- _Dataset extract_
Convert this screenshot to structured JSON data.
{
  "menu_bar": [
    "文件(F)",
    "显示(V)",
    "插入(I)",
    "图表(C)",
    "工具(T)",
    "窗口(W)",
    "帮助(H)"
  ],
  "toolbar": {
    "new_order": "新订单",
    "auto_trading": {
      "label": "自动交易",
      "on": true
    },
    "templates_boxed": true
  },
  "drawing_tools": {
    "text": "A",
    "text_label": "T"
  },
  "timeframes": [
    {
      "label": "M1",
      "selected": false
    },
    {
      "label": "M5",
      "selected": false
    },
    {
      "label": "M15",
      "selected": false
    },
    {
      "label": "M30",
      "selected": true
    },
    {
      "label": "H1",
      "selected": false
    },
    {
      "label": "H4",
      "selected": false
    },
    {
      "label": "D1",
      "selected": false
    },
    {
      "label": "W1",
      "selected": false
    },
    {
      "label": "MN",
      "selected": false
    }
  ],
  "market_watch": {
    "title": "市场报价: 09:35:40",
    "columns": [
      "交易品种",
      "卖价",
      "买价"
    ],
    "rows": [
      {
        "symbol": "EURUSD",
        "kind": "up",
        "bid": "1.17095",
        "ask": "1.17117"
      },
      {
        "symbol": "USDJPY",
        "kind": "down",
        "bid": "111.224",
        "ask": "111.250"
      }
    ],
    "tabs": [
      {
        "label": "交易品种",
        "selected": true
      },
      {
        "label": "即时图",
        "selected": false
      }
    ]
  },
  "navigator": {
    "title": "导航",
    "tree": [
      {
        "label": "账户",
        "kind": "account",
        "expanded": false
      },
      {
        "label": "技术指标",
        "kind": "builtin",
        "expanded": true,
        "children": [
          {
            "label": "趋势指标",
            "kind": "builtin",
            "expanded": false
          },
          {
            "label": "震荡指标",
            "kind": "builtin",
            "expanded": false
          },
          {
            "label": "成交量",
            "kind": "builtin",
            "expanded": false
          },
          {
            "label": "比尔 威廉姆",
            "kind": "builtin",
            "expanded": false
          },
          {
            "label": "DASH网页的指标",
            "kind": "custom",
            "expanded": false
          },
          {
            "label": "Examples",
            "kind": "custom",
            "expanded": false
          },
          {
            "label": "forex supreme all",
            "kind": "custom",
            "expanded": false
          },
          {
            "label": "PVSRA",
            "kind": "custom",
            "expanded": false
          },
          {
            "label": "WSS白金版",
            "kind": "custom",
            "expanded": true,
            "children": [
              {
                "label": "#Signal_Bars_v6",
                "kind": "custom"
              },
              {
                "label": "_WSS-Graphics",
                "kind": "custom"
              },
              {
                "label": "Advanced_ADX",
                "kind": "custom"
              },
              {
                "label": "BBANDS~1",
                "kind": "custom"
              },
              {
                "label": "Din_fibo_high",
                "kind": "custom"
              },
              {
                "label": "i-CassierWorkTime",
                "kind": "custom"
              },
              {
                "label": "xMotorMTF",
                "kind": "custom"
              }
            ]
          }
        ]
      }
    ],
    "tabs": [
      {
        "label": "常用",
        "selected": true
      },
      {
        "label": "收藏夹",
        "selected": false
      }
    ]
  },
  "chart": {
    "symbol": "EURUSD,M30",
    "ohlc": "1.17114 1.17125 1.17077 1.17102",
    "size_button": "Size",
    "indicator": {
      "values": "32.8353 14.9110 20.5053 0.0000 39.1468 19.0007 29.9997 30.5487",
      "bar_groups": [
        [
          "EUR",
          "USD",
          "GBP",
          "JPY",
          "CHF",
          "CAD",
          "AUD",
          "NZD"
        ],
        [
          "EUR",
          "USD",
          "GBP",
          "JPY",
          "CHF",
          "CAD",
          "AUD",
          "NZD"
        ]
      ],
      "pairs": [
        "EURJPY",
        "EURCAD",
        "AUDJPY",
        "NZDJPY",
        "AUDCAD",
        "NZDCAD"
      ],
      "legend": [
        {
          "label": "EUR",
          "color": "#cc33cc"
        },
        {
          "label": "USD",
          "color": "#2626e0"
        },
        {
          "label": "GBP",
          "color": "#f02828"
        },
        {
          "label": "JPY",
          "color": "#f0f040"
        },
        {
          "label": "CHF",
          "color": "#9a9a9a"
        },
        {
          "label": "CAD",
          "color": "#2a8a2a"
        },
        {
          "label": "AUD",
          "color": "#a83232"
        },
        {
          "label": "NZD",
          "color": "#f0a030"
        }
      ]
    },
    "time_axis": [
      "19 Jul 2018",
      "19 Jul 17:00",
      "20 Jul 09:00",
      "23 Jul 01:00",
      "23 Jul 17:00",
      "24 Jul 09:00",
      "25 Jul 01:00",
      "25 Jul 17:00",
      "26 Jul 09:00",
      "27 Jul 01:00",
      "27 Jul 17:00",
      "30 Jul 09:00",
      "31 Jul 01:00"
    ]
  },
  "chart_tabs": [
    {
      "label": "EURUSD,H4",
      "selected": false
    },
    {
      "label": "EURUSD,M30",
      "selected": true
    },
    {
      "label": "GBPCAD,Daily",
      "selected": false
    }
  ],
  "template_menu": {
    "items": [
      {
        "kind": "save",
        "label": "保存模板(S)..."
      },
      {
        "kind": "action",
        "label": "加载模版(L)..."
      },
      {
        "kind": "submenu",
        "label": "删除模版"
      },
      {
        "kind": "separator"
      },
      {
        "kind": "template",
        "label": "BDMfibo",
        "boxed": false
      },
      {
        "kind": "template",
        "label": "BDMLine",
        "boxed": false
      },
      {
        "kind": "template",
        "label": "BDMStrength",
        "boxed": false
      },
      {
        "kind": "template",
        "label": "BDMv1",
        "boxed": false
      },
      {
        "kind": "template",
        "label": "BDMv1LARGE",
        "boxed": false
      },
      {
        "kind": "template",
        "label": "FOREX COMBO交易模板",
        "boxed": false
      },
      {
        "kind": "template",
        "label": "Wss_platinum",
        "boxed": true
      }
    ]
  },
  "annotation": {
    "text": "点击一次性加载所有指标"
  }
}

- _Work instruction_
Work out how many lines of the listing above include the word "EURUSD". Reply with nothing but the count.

- _Response to the exercise_
4